The “Surprised” Club

First it was Kathryn Jean Lopez who was surprised that President Bush still wants to pass the Comprehensive National Suicide bill that he’s fanatically pushed for the last three years, and that now has a real chance to pass. Then it was a bunch of commenters at Free Republic who were surprised by the same thing. The next “surprised” person is David Frum. Given that Frum believes that there can be an “End of Evil,” the title of the book he co-wrote with the once wise-as-a-serpent but now naïve-as-a-dove Richard Perle, it should not be a surprise that he’s surprised that a fanatical supporter of open borders is … a fanatical supporter of open borders. In the same way that liberals can’t really believe in the existence of evil and can’t really believe anything negative about minorities, mainstream conservatives can’t really believe anything bad about George W. Bush.

Thus Frum writes at his blog:

Meanwhile, death wish watch: Tell me it ain’t so that the president intends to use his 1 p.m. press conference to ask Dems to work with him to pass an immigration amnesty? Does a wounded presidency really need to embark on an adventure that is simultaneous bad politics, bad policy, and bad national security? He’d do better to ask Congress to finish the wall—better still to ask for a national ID and employer sanctions—best of all to fight the Democrats on their least popular issue!

See, in addition to being unable to absorb the fact that Bush really, really seeks open borders, Frum thinks that Bush is a rational person. He wants to persuade Bush that amnesty and open borders is a bad idea. That’s like trying to persuade a Communist that Communism is a bad idea. You can’t persuade a Communist, you just have to stop him, just as the House GOP stopped Bush’s open borders bill this past year. But then, tragically, they failed to tell the country that they had done so, and so gave voters no reason to vote for them. Meanwhile, voters wanted to stop an otherwise unpersuadable Bush on his Iraq policy, and so they voted for the Democrats.

Because of their inability to understand the unyielding quality of Bush’s open-borders commitment, conservatives failed to bring out the point that I have stressed over and over at this website since last spring: that a Democratic victory in the House would allow Bush to push through the Comprehensive bill that failed in 2006, and that this fact therefore had to be front and center in the Republican Congressional campaign. If this point was talked up by any of the established immigration reformers, who have several orders of magnitude more influence in the Republican party than I do, I’m not aware of it.

- end of initial entry -

Roy Beck writes:

You have certainly tried for a long time to make these points and you’ve made them quite well.

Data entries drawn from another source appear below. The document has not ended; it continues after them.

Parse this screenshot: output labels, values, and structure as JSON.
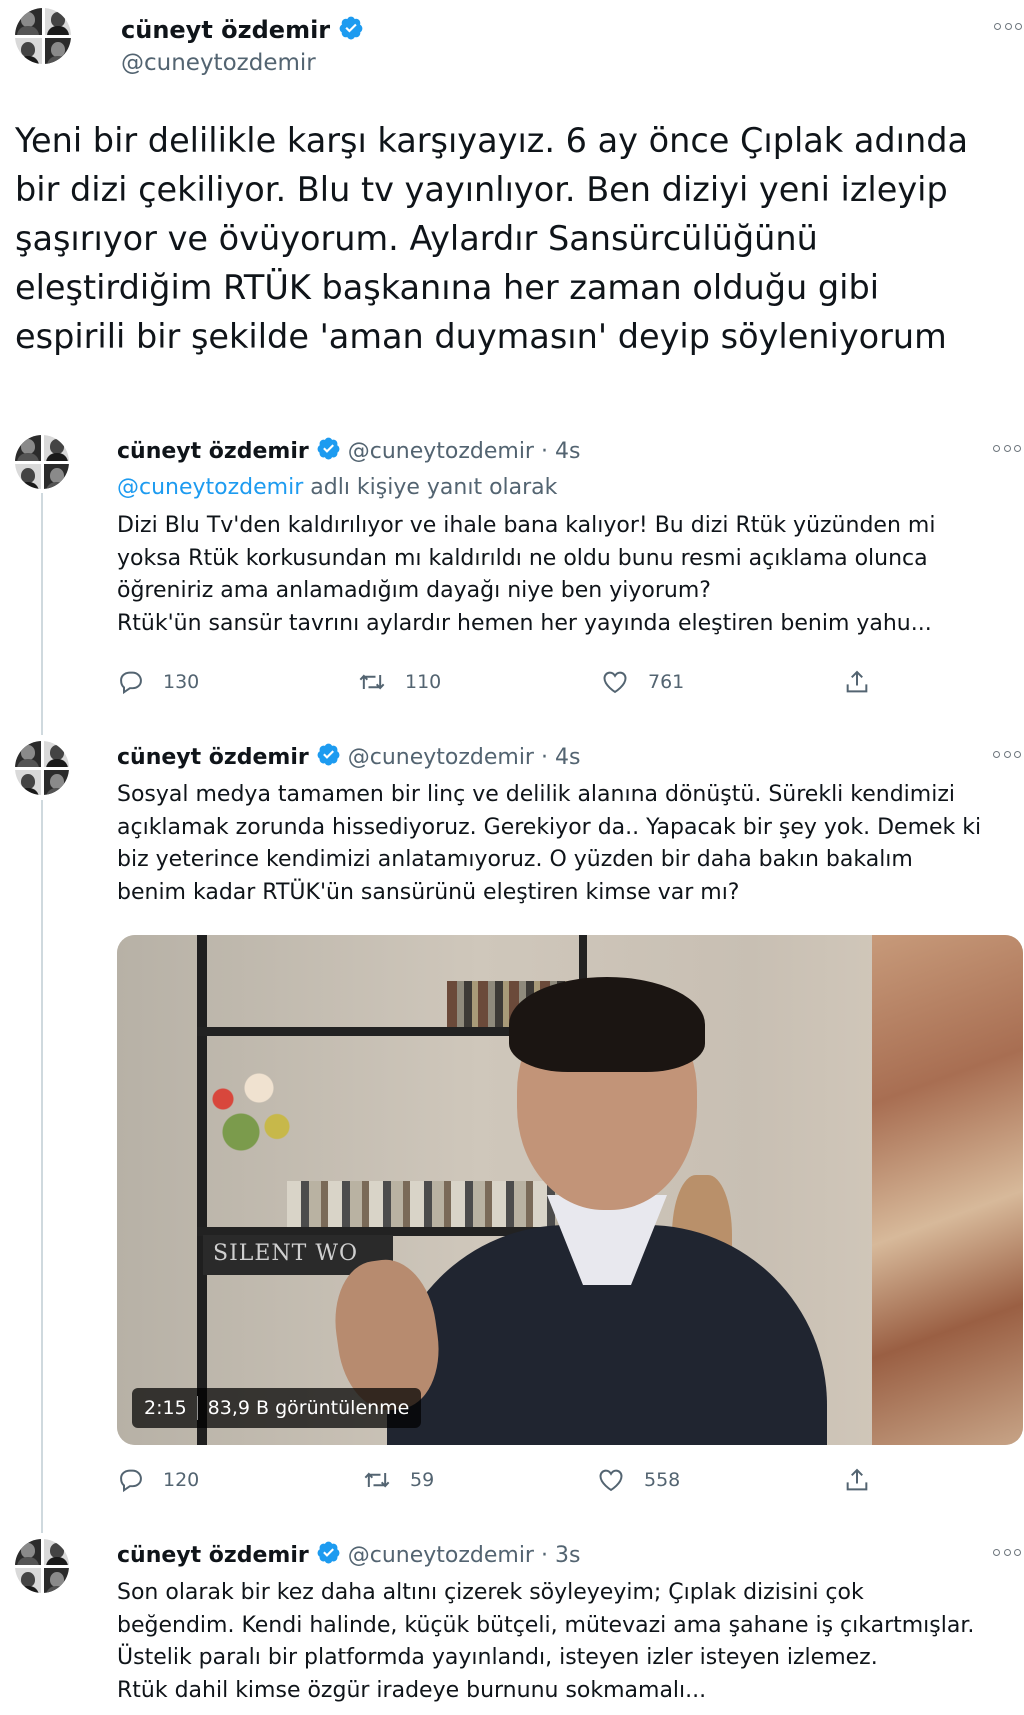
{
  "author": {
    "name": "cüneyt özdemir",
    "handle": "@cuneytozdemir"
  },
  "main_tweet": {
    "lines": [
      "Yeni bir delilikle karşı karşıyayız. 6 ay önce Çıplak adında",
      "bir dizi çekiliyor. Blu tv yayınlıyor. Ben diziyi yeni izleyip",
      "şaşırıyor ve övüyorum. Aylardır Sansürcülüğünü",
      "eleştirdiğim RTÜK başkanına her zaman olduğu gibi",
      "espirili bir şekilde 'aman duymasın' deyip söyleniyorum"
    ]
  },
  "tweets": [
    {
      "name": "cüneyt özdemir",
      "handle": "@cuneytozdemir",
      "time": "· 4s",
      "reply_to": {
        "mention": "@cuneytozdemir",
        "suffix": " adlı kişiye yanıt olarak"
      },
      "lines": [
        "Dizi Blu Tv'den kaldırılıyor ve ihale bana kalıyor! Bu dizi Rtük yüzünden mi",
        "yoksa Rtük korkusundan mı kaldırıldı ne oldu bunu resmi açıklama olunca",
        "öğreniriz ama anlamadığım dayağı niye ben yiyorum?",
        "Rtük'ün sansür tavrını aylardır hemen her yayında eleştiren benim yahu..."
      ],
      "replies": "130",
      "retweets": "110",
      "likes": "761"
    },
    {
      "name": "cüneyt özdemir",
      "handle": "@cuneytozdemir",
      "time": "· 4s",
      "lines": [
        "Sosyal medya tamamen bir linç ve delilik alanına dönüştü.  Sürekli kendimizi",
        "açıklamak zorunda hissediyoruz. Gerekiyor da.. Yapacak bir şey yok. Demek ki",
        "biz yeterince kendimizi anlatamıyoruz. O yüzden bir daha bakın bakalım",
        "benim kadar RTÜK'ün sansürünü eleştiren kimse var mı?"
      ],
      "video": {
        "duration": "2:15",
        "views": "83,9 B görüntülenme",
        "sign_text": "SILENT WO"
      },
      "replies": "120",
      "retweets": "59",
      "likes": "558"
    },
    {
      "name": "cüneyt özdemir",
      "handle": "@cuneytozdemir",
      "time": "· 3s",
      "lines": [
        "Son olarak bir kez daha altını çizerek söyleyeyim; Çıplak dizisini çok",
        "beğendim. Kendi halinde, küçük bütçeli, mütevazi ama şahane iş çıkartmışlar.",
        "Üstelik paralı bir platformda yayınlandı, isteyen izler isteyen izlemez.",
        "Rtük dahil kimse özgür iradeye burnunu sokmamalı..."
      ]
    }
  ],
  "colors": {
    "verified": "#1d9bf0",
    "text": "#0f1419",
    "meta": "#536471",
    "thread_line": "#cfd9de"
  }
}
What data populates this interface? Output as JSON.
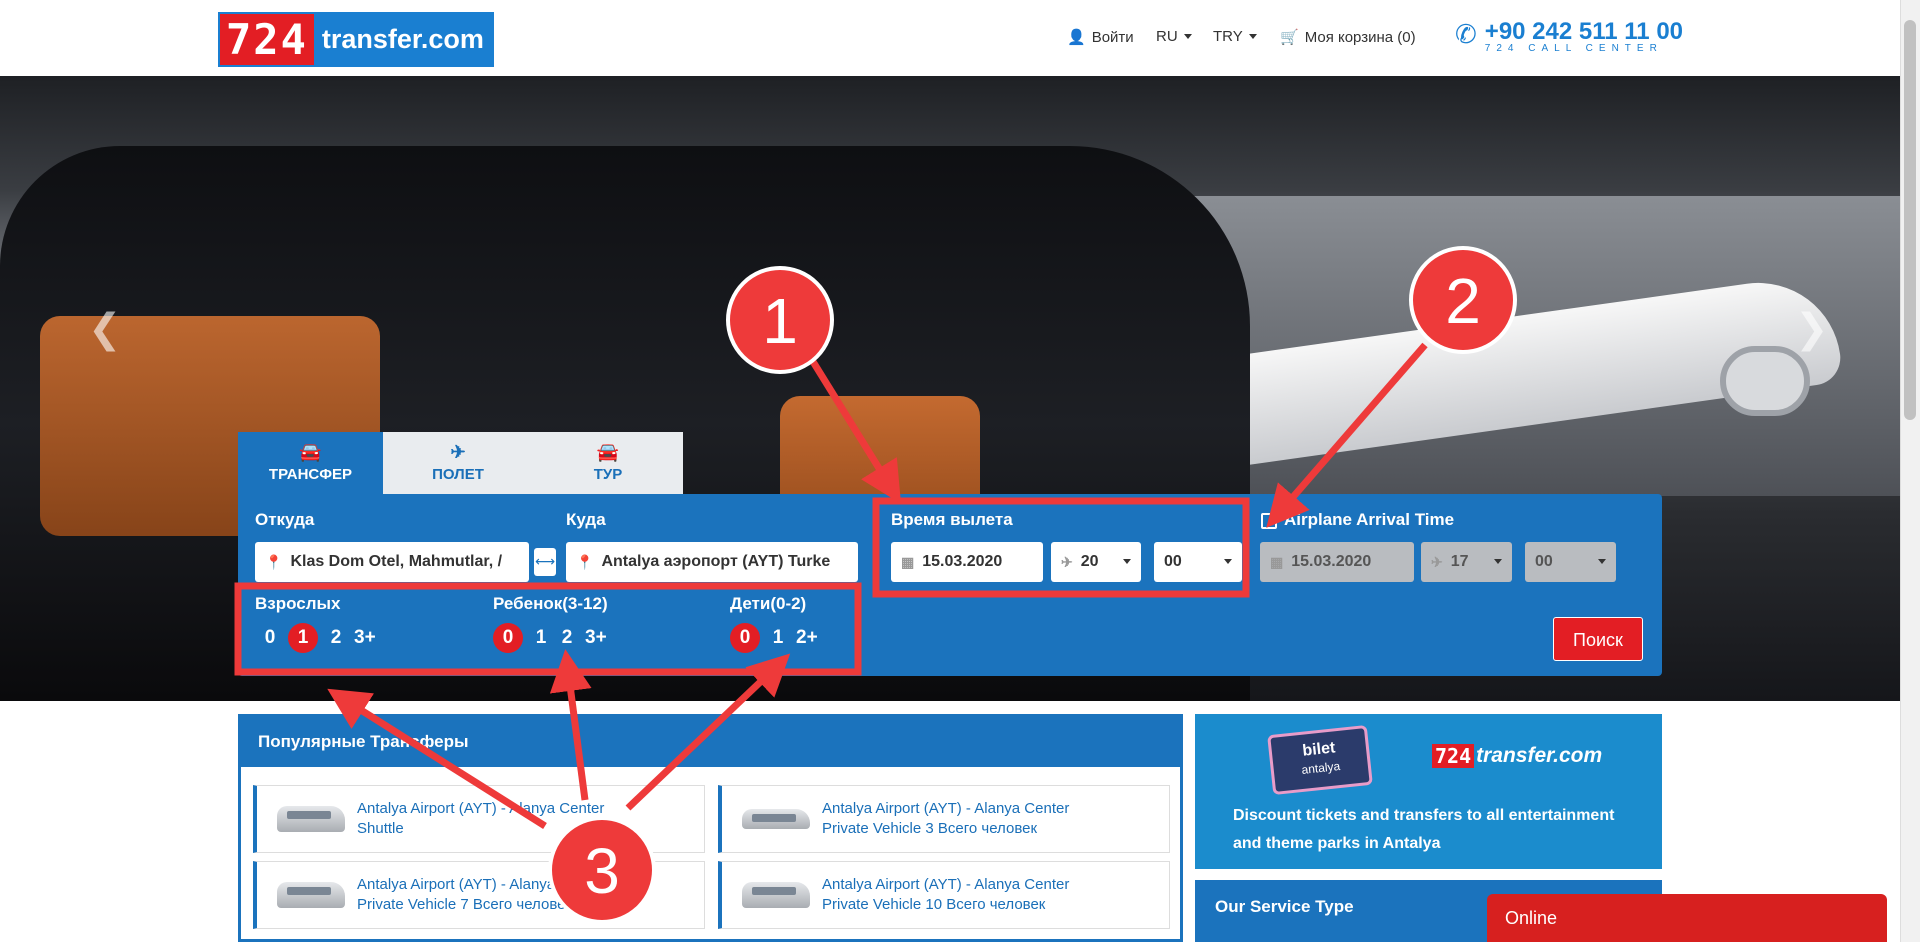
{
  "header": {
    "logo_number": "724",
    "logo_text": "transfer.com",
    "login_label": "Войти",
    "language": "RU",
    "currency": "TRY",
    "cart_label": "Моя корзина (0)",
    "phone": "+90 242 511 11 00",
    "phone_sub": "724 CALL CENTER"
  },
  "tabs": [
    {
      "label": "ТРАНСФЕР",
      "icon": "car-icon"
    },
    {
      "label": "ПОЛЕТ",
      "icon": "plane-icon"
    },
    {
      "label": "ТУР",
      "icon": "bus-icon"
    }
  ],
  "search": {
    "from_label": "Откуда",
    "from_value": "Klas Dom Otel, Mahmutlar, /",
    "to_label": "Куда",
    "to_value": "Antalya аэропорт (AYT) Turke",
    "departure_label": "Время вылета",
    "departure_date": "15.03.2020",
    "departure_hour": "20",
    "departure_minute": "00",
    "arrival_label": "Airplane Arrival Time",
    "arrival_date": "15.03.2020",
    "arrival_hour": "17",
    "arrival_minute": "00",
    "adults_label": "Взрослых",
    "adults_options": [
      "0",
      "1",
      "2",
      "3+"
    ],
    "adults_selected": "1",
    "child_label": "Ребенок(3-12)",
    "child_options": [
      "0",
      "1",
      "2",
      "3+"
    ],
    "child_selected": "0",
    "infant_label": "Дети(0-2)",
    "infant_options": [
      "0",
      "1",
      "2+"
    ],
    "infant_selected": "0",
    "search_button": "Поиск"
  },
  "popular": {
    "title": "Популярные Трансферы",
    "routes": [
      {
        "line1": "Antalya Airport (AYT) - Alanya Center",
        "line2": "Shuttle"
      },
      {
        "line1": "Antalya Airport (AYT) - Alanya Center",
        "line2": "Private Vehicle 3 Всего человек"
      },
      {
        "line1": "Antalya Airport (AYT) - Alanya",
        "line2": "Private Vehicle 7 Всего человек"
      },
      {
        "line1": "Antalya Airport (AYT) - Alanya Center",
        "line2": "Private Vehicle 10 Всего человек"
      }
    ]
  },
  "promo": {
    "bilet_title": "bilet",
    "bilet_sub": "antalya",
    "logo_number": "724",
    "logo_text": "transfer.com",
    "text": "Discount tickets and transfers to all entertainment and theme parks in Antalya"
  },
  "service": {
    "title": "Our Service Type"
  },
  "chat": {
    "label": "Online"
  },
  "annotations": {
    "one": "1",
    "two": "2",
    "three": "3"
  },
  "colors": {
    "primary": "#1b73bd",
    "accent": "#e31e24",
    "annotation": "#ee3a3a"
  }
}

I am not so much surprised by Bush as amazed at his arrogance. Even though I expected him to use the Republican loss to push through an amnesty, I didn’t expect him to dance on the graves of the Republicans whose political careers he had killed, and to do so only hours after he had buried them!

LA replies:

Bush loves to do things like that. He loves showing his contempt for the people on his side, for the people who supported him. He does this to express his true allegiances, which are to his family, to his circle of cronies and retainers, and to little brown people, or, to be more precise, to Mexicans. I’ve written about this a lot. These groups matter more to him than conservatives, Republicans, or Americans.

As an example: His nomination of Harriet Miers, the most blatant act of contempt by a president for his supporters in U.S. history.

Posted by Lawrence Auster at November 08, 2006 10:59 AM | Send

Email entry

Email this entry to:

Your email address:

Message (optional):